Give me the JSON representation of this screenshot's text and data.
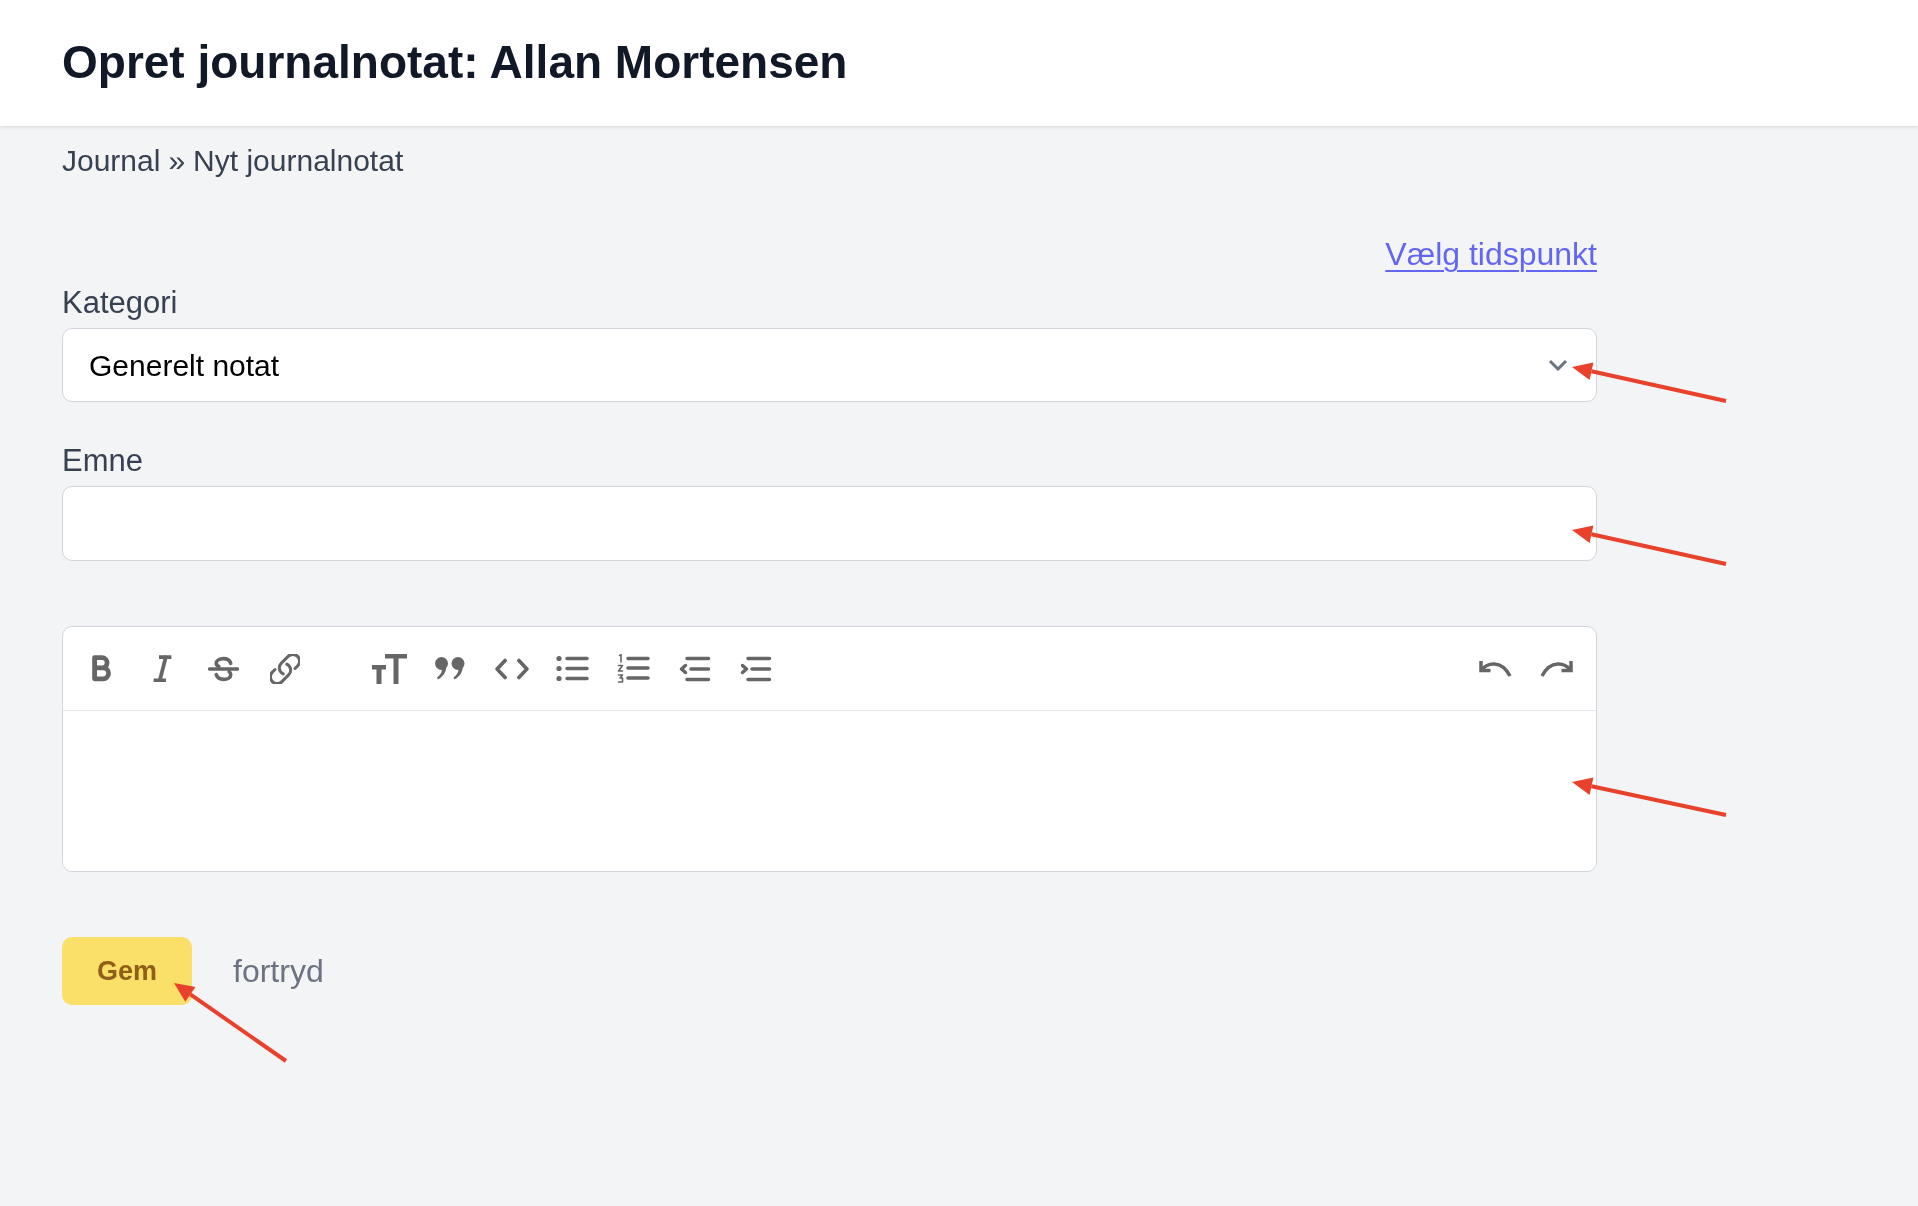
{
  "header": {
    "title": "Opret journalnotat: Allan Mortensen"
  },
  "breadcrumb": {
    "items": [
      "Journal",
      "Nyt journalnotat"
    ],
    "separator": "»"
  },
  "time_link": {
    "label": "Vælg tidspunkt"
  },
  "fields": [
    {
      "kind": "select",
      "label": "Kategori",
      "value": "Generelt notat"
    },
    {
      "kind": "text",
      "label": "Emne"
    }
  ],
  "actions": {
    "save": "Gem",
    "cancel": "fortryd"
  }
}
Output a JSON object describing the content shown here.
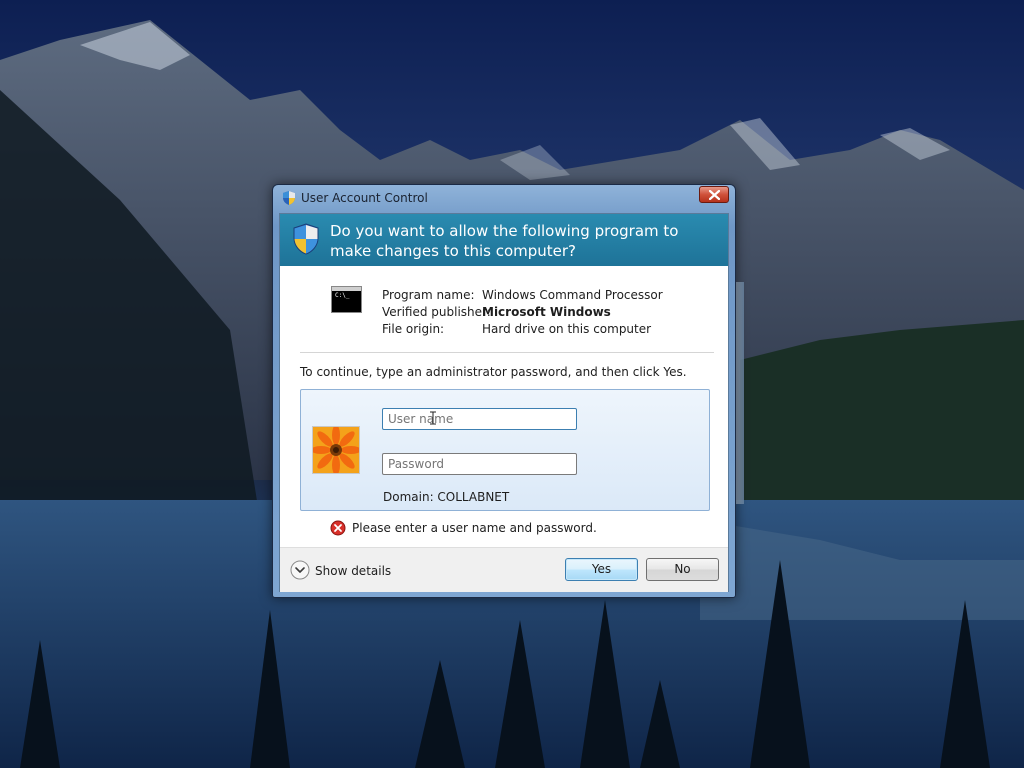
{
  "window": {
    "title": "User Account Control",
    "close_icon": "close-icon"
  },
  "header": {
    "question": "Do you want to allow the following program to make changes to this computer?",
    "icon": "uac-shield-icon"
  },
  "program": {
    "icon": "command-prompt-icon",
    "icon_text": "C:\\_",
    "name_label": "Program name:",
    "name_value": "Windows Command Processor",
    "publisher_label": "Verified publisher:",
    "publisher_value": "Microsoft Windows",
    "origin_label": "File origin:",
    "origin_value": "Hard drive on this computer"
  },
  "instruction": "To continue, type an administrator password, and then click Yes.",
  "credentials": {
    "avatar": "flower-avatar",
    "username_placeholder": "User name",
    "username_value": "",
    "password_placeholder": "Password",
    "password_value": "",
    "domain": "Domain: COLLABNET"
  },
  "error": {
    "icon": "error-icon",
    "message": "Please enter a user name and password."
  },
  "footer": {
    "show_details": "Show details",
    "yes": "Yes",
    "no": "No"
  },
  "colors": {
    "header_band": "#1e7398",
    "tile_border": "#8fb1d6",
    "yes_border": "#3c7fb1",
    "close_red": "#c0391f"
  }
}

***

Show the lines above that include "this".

◆ Your solution
Give me the JSON representation of this screenshot's text and data.
    "question": "Do you want to allow the following program to make changes to this computer?",
    "origin_value": "Hard drive on this computer"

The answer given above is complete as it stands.